**What needs to be done**
Repeat the entries exactly, keeping every line as it is.

**Input for this task**
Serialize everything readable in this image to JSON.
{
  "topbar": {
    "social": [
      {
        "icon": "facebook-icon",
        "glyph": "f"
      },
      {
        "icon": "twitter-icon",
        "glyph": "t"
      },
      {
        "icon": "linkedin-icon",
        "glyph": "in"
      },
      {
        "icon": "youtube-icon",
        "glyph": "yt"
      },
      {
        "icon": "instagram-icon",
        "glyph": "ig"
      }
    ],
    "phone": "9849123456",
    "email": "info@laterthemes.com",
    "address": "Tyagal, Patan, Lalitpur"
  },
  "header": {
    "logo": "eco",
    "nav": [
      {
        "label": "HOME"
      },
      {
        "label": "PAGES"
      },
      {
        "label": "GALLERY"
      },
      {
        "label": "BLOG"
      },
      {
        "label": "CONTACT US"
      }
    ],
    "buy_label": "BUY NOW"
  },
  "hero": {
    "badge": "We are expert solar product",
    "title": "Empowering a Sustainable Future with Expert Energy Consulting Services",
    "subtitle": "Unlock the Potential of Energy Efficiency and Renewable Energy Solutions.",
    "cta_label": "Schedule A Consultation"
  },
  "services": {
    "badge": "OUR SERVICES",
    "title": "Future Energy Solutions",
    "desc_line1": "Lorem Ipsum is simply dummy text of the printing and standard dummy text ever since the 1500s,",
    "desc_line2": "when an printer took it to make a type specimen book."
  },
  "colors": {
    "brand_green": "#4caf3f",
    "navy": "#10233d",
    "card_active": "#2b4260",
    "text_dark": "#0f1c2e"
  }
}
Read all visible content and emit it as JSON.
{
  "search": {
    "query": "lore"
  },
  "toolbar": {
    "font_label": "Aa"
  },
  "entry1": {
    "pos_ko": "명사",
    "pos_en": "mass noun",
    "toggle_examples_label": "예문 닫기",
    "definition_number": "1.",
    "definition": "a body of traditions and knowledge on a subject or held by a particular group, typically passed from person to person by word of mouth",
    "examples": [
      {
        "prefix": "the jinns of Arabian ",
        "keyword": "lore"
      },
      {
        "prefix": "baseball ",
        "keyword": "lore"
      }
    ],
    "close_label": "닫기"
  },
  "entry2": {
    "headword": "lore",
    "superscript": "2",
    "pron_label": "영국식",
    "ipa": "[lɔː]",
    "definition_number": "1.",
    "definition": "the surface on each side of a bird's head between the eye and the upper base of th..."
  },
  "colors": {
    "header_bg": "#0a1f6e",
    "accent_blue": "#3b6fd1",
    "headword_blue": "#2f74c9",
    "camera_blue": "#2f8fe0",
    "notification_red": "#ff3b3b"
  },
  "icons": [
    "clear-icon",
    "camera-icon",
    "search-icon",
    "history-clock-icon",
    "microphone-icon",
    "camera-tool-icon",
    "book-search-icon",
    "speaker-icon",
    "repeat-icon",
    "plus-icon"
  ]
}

**Solution to this problem**
Serialize everything readable in this image to JSON.
{
  "topbar": {
    "social": [
      {
        "icon": "facebook-icon",
        "glyph": "f"
      },
      {
        "icon": "twitter-icon",
        "glyph": "t"
      },
      {
        "icon": "linkedin-icon",
        "glyph": "in"
      },
      {
        "icon": "youtube-icon",
        "glyph": "yt"
      },
      {
        "icon": "instagram-icon",
        "glyph": "ig"
      }
    ],
    "phone": "9849123456",
    "email": "info@laterthemes.com",
    "address": "Tyagal, Patan, Lalitpur"
  },
  "header": {
    "logo": "eco",
    "nav": [
      {
        "label": "HOME"
      },
      {
        "label": "PAGES"
      },
      {
        "label": "GALLERY"
      },
      {
        "label": "BLOG"
      },
      {
        "label": "CONTACT US"
      }
    ],
    "buy_label": "BUY NOW"
  },
  "hero": {
    "badge": "We are expert solar product",
    "title": "Empowering a Sustainable Future with Expert Energy Consulting Services",
    "subtitle": "Unlock the Potential of Energy Efficiency and Renewable Energy Solutions.",
    "cta_label": "Schedule A Consultation"
  },
  "services": {
    "badge": "OUR SERVICES",
    "title": "Future Energy Solutions",
    "desc_line1": "Lorem Ipsum is simply dummy text of the printing and standard dummy text ever since the 1500s,",
    "desc_line2": "when an printer took it to make a type specimen book."
  },
  "colors": {
    "brand_green": "#4caf3f",
    "navy": "#10233d",
    "card_active": "#2b4260",
    "text_dark": "#0f1c2e"
  }
}
Read all visible content and emit it as JSON.
{
  "search": {
    "query": "lore"
  },
  "toolbar": {
    "font_label": "Aa"
  },
  "entry1": {
    "pos_ko": "명사",
    "pos_en": "mass noun",
    "toggle_examples_label": "예문 닫기",
    "definition_number": "1.",
    "definition": "a body of traditions and knowledge on a subject or held by a particular group, typically passed from person to person by word of mouth",
    "examples": [
      {
        "prefix": "the jinns of Arabian ",
        "keyword": "lore"
      },
      {
        "prefix": "baseball ",
        "keyword": "lore"
      }
    ],
    "close_label": "닫기"
  },
  "entry2": {
    "headword": "lore",
    "superscript": "2",
    "pron_label": "영국식",
    "ipa": "[lɔː]",
    "definition_number": "1.",
    "definition": "the surface on each side of a bird's head between the eye and the upper base of th..."
  },
  "colors": {
    "header_bg": "#0a1f6e",
    "accent_blue": "#3b6fd1",
    "headword_blue": "#2f74c9",
    "camera_blue": "#2f8fe0",
    "notification_red": "#ff3b3b"
  },
  "icons": [
    "clear-icon",
    "camera-icon",
    "search-icon",
    "history-clock-icon",
    "microphone-icon",
    "camera-tool-icon",
    "book-search-icon",
    "speaker-icon",
    "repeat-icon",
    "plus-icon"
  ]
}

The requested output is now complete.